"I’ll be honest, I was probably more excited for this than I was for my major-league debut. To go out there and contribute to a win is what I was hoping to do."

Leiter, a 22nd-round draft pick by the Phillies in 2013, had never made it onto the 40-man roster until the Phils needed a reliever in mid-April and gave him a shot after he'd gotten off to a good start at Triple A. He spent six weeks in the majors and made 12 relief appearances before being sent back to Triple A the first weekend of June.

Leiter worked as a starter during his time back at Triple A. He pitched six shutout innings against Syracuse in his last start and got the call to come back up when Jerad Eickhoff went on the disabled list with a back strain earlier this week.

Leiter's return assignment was not easy: The Diamondbacks are one of the best hitting clubs in the majors and the best on their home turf. They entered the game scoring 6.48 runs per game at home and with an .886 OPS, both major-league bests.

None of that fazed Leiter.

"In my opinion, this is the big leagues and it doesn’t matter who the lineup is," he said. "They all have the ability to hit and hit well. They’re all big-leaguers and they've earned their right to be big-leaguers. I was just trying to pitch to the team you're facing that day."

Leiter trusted his low-90s fastball and commanded it well. He mixed in his secondary stuff and kept the D-backs off-balance with his splitter. He scattered three hits, walked one and struck out five.
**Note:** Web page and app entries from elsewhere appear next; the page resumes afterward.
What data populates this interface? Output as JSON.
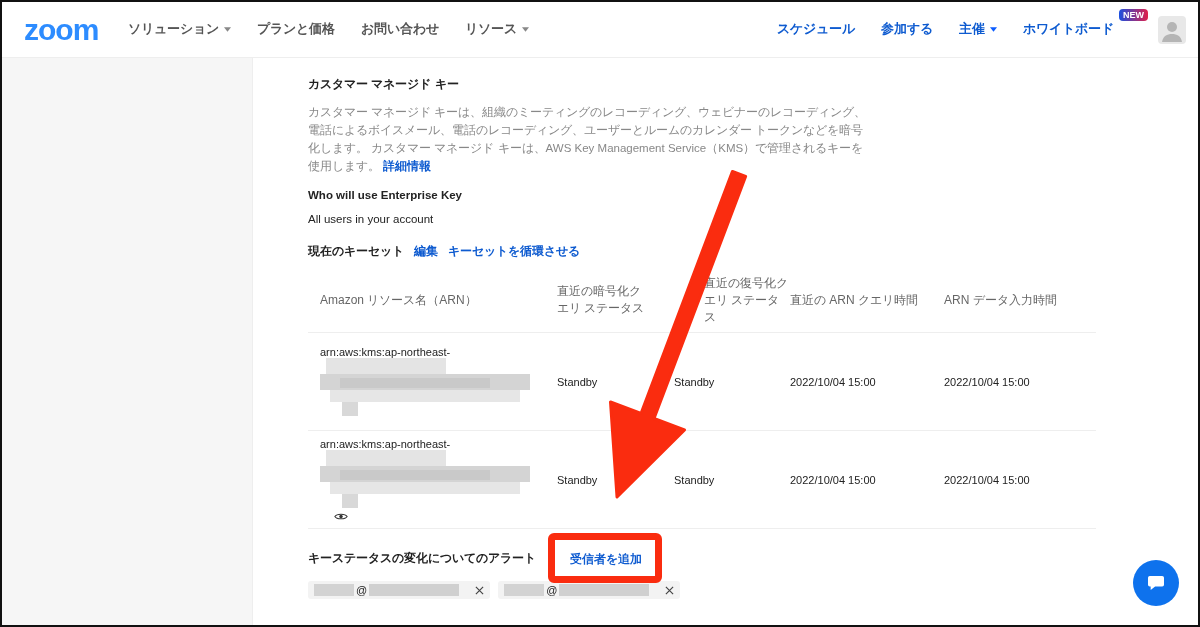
{
  "nav": {
    "logo": "zoom",
    "left_menu": [
      {
        "label": "ソリューション",
        "dropdown": true
      },
      {
        "label": "プランと価格",
        "dropdown": false
      },
      {
        "label": "お問い合わせ",
        "dropdown": false
      },
      {
        "label": "リソース",
        "dropdown": true
      }
    ],
    "right_menu": [
      {
        "label": "スケジュール",
        "dropdown": false
      },
      {
        "label": "参加する",
        "dropdown": false
      },
      {
        "label": "主催",
        "dropdown": true
      },
      {
        "label": "ホワイトボード",
        "dropdown": false,
        "badge": "NEW"
      }
    ]
  },
  "section": {
    "title": "カスタマー マネージド キー",
    "description": "カスタマー マネージド キーは、組織のミーティングのレコーディング、ウェビナーのレコーディング、電話によるボイスメール、電話のレコーディング、ユーザーとルームのカレンダー トークンなどを暗号化します。 カスタマー マネージド キーは、AWS Key Management Service（KMS）で管理されるキーを使用します。",
    "more_link": "詳細情報",
    "who_label": "Who will use Enterprise Key",
    "who_value": "All users in your account"
  },
  "keyset": {
    "title": "現在のキーセット",
    "links": [
      "編集",
      "キーセットを循環させる"
    ],
    "columns": [
      "Amazon リソース名（ARN）",
      "直近の暗号化クエリ ステータス",
      "直近の復号化クエリ ステータス",
      "直近の ARN クエリ時間",
      "ARN データ入力時間"
    ],
    "rows": [
      {
        "arn": "arn:aws:kms:ap-northeast-",
        "encrypt_status": "Standby",
        "decrypt_status": "Standby",
        "query_time": "2022/10/04 15:00",
        "input_time": "2022/10/04 15:00",
        "show_toggle": false
      },
      {
        "arn": "arn:aws:kms:ap-northeast-",
        "encrypt_status": "Standby",
        "decrypt_status": "Standby",
        "query_time": "2022/10/04 15:00",
        "input_time": "2022/10/04 15:00",
        "show_toggle": true
      }
    ]
  },
  "alerts": {
    "title": "キーステータスの変化についてのアラート",
    "add_link": "受信者を追加",
    "recipients": [
      {
        "text": "@"
      },
      {
        "text": "@"
      }
    ]
  },
  "annotation": {
    "highlight": true,
    "arrow": true
  }
}
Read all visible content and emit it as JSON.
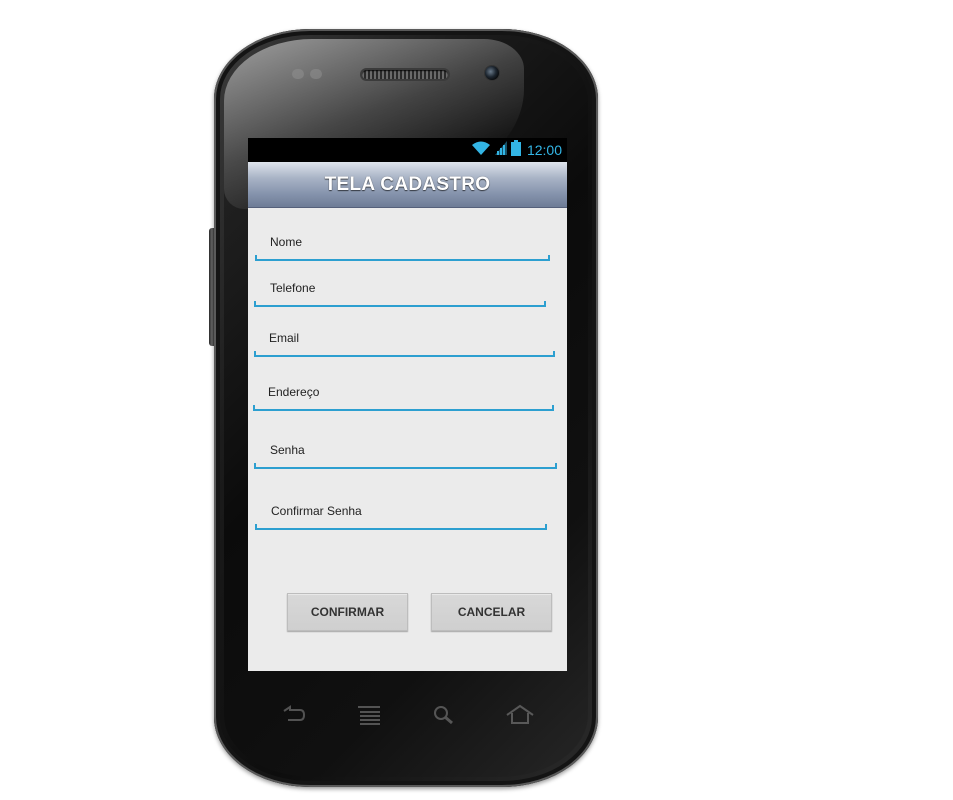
{
  "status_bar": {
    "time": "12:00",
    "icons": [
      "wifi-icon",
      "signal-icon",
      "battery-icon"
    ],
    "accent_color": "#33b5e5"
  },
  "header": {
    "title": "TELA CADASTRO"
  },
  "form": {
    "fields": [
      {
        "label": "Nome"
      },
      {
        "label": "Telefone"
      },
      {
        "label": "Email"
      },
      {
        "label": "Endereço"
      },
      {
        "label": "Senha"
      },
      {
        "label": "Confirmar Senha"
      }
    ],
    "underline_color": "#2c9fd0"
  },
  "buttons": {
    "confirm_label": "CONFIRMAR",
    "cancel_label": "CANCELAR"
  },
  "nav_keys": [
    "back-icon",
    "menu-icon",
    "search-icon",
    "home-icon"
  ]
}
He showed no fear.

"Great performance," manager Pete Mackanin said. "He made it look easy. He made a lot of good hitters look bad with his split. For him to come up and do that to a real good hitting team was outstanding."

Leiter's dad, Mark Sr., pitched for the Phillies in 1997 and 1998. He made the trip in from New Jersey to watch his son's first big-league start.

"I guess they found him on TV," Leiter said. "That's what they were telling me. I'm sure he wasn't too pleased they found him because he was probably stressed out. But I think it was probably worth him coming out here. He's probably happy."

How could he not be?

Leiter's teammates were definitely happy.

They treated Leiter to a raucous postgame dousing that included as many different condiments as could be found in the clubhouse dining room. One laughing player had a bottle of ketchup in his hands. Another had a squeeze bottle of honey.

And then there was the guacamole and mayo that Rupp mentioned.

"In his first major-league start, to come up here and do that in what is known as a good hitters’ park - that proves Mark is pretty strong between the ears," Tommy Joseph said. "He's been one of those under-the-radar guys that people have doubted, but his mentality and ability to prepare are second to none."

Joseph played a big role in the win, smacking a two-run homer in the ninth inning to give the Phillies some breathing room. Maikel Franco also had a big home run and Freddy Galvis contributed an important triple that led to a Phillies' run in the first inning.

The Phils still have the worst record in the majors at 24-48, but they've won two in a row, both on the back of good starting pitching performances. Aaron Nola pitched 7 1/3 innings of one-run ball on Thursday.

And Leiter delivered on Friday.

"It's good to see those back-to-back," Mackanin said.